- _WHAT YOU SHOULD DO_
Please return every line from the entries that has the string "number" in it.
[Opening DATA FOR PROCESSING section]
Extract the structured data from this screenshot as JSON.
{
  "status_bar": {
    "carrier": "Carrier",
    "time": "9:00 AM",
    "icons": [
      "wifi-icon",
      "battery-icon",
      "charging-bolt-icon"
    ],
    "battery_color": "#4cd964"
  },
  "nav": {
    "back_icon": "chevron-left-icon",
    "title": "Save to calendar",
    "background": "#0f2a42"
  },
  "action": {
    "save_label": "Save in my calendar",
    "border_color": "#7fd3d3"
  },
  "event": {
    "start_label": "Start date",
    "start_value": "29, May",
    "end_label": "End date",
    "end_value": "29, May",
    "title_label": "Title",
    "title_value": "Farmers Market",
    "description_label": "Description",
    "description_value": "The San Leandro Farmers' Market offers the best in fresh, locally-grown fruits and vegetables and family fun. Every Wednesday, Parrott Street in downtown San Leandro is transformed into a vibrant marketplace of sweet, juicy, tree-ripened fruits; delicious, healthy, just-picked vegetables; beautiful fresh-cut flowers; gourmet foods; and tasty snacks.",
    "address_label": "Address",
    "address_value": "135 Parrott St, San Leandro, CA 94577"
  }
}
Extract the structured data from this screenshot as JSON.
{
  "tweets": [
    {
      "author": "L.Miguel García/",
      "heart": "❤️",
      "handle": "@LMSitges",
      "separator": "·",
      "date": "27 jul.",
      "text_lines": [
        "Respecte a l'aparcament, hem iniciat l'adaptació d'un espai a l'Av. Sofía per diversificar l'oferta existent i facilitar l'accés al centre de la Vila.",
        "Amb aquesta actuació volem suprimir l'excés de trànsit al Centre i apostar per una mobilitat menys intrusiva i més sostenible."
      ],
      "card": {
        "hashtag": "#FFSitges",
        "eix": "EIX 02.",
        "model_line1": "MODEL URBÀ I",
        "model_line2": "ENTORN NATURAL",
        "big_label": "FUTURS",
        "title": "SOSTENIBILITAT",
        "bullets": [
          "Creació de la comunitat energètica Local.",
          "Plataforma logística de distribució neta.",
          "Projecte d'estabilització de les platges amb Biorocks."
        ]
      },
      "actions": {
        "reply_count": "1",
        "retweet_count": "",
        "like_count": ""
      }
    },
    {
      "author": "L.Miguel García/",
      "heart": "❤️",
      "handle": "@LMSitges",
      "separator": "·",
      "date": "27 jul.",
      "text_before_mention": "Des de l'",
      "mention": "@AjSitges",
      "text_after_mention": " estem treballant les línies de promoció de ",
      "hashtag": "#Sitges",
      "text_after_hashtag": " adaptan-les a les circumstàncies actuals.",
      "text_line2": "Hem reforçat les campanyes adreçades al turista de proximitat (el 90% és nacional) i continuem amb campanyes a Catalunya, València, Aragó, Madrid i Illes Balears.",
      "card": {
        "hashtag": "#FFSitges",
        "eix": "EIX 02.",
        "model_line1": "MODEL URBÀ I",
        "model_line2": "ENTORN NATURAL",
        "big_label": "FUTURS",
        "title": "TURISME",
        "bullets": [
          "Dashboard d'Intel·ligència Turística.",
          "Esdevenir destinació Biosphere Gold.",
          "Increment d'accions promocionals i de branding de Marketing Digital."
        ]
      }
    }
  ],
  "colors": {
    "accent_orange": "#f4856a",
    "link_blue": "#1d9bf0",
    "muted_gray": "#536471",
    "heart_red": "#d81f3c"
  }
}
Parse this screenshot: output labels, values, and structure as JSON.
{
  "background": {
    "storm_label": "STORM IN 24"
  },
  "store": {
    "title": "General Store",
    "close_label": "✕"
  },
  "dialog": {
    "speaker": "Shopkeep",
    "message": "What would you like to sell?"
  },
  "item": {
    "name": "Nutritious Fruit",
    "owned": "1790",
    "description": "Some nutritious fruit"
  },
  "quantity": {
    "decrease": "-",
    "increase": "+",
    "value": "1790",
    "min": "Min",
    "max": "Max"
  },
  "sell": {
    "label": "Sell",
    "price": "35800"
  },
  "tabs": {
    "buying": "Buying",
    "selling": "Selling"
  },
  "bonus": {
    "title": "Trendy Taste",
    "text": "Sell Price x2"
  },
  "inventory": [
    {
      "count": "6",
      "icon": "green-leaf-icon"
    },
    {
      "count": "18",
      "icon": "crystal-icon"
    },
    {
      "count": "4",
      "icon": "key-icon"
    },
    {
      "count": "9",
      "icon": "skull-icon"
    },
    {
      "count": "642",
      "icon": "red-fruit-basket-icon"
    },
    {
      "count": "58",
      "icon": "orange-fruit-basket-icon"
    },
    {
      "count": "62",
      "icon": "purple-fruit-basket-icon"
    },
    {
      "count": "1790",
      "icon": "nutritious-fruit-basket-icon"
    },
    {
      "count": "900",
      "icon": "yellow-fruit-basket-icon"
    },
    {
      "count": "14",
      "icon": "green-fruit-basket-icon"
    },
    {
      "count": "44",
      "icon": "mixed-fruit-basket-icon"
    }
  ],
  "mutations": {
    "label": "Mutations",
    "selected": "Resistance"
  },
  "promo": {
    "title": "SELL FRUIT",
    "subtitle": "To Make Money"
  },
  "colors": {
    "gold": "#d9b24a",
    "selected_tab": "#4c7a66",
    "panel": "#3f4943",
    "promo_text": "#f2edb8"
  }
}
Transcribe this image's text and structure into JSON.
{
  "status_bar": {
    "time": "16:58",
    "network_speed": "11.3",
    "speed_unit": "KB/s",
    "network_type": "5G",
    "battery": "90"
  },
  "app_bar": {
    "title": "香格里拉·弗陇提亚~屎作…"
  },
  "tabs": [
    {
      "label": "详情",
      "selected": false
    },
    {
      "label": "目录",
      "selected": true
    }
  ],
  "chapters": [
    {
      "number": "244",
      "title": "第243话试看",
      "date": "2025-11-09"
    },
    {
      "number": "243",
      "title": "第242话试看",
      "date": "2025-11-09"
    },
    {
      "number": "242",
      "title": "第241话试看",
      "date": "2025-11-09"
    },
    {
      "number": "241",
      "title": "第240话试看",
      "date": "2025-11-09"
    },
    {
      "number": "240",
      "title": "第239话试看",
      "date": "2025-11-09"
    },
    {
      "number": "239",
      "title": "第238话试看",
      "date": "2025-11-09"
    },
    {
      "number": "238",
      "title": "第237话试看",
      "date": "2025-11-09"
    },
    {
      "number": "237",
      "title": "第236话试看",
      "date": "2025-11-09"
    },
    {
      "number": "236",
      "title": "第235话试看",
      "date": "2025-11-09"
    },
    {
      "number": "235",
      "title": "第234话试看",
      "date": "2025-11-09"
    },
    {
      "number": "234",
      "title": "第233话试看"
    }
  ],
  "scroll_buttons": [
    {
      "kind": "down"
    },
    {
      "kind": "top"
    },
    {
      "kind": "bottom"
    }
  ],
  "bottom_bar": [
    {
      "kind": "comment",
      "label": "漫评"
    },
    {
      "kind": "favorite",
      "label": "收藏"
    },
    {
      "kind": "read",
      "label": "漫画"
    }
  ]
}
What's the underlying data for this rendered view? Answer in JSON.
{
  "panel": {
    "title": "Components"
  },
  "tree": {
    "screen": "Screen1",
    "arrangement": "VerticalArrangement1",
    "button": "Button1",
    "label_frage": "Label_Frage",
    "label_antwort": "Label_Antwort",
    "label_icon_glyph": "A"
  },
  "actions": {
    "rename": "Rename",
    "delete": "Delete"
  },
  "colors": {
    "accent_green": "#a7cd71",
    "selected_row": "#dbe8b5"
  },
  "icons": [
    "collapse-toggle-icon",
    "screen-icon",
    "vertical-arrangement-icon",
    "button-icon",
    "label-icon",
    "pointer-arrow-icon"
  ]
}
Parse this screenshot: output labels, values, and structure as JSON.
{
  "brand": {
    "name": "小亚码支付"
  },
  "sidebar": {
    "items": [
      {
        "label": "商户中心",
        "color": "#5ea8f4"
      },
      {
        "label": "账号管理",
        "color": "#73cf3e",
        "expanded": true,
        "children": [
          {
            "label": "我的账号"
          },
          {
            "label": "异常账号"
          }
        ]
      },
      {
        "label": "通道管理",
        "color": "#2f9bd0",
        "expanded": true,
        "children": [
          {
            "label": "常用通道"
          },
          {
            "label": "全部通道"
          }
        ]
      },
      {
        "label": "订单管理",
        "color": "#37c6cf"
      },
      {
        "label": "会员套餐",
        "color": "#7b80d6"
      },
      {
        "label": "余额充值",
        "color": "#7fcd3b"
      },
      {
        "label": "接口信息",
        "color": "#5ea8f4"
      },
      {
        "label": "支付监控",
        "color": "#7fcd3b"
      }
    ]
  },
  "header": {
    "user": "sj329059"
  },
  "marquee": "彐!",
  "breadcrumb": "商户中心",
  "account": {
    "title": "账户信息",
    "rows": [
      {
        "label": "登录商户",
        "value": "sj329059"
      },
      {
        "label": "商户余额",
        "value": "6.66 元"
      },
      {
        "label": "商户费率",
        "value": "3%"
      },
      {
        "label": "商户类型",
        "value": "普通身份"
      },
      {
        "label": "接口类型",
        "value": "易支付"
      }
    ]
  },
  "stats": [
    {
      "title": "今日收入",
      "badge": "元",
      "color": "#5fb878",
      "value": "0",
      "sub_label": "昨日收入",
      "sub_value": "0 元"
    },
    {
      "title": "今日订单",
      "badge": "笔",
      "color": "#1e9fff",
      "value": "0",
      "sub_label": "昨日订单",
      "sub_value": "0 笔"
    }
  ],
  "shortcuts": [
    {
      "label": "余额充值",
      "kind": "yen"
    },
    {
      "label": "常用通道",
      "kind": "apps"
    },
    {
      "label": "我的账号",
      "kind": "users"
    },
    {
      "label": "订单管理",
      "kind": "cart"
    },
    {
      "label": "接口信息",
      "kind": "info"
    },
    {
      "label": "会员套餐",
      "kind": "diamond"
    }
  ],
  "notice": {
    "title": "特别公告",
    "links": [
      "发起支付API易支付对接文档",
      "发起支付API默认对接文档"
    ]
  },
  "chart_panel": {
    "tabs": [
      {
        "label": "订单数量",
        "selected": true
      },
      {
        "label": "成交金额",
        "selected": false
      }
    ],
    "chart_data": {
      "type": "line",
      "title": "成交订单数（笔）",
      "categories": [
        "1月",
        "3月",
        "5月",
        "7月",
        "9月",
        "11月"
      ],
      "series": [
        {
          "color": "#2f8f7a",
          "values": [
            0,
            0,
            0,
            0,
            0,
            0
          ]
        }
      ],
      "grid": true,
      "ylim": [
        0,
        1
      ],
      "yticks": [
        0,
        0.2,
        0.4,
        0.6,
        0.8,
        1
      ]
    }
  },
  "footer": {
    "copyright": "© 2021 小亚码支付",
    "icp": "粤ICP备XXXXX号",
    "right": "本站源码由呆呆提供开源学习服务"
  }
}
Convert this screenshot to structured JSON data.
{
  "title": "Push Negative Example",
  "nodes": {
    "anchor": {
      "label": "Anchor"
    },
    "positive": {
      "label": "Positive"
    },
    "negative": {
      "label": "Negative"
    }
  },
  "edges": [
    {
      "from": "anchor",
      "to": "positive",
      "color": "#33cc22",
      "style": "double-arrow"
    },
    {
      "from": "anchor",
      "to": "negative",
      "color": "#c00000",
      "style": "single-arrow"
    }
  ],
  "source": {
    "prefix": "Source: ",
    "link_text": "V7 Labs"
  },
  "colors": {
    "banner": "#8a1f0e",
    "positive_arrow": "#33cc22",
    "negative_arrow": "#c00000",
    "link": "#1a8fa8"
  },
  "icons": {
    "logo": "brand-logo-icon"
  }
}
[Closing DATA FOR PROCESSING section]
- _YOUR RESPONSE_
      "number": "244",
      "number": "243",
      "number": "242",
      "number": "241",
      "number": "240",
      "number": "239",
      "number": "238",
      "number": "237",
      "number": "236",
      "number": "235",
      "number": "234",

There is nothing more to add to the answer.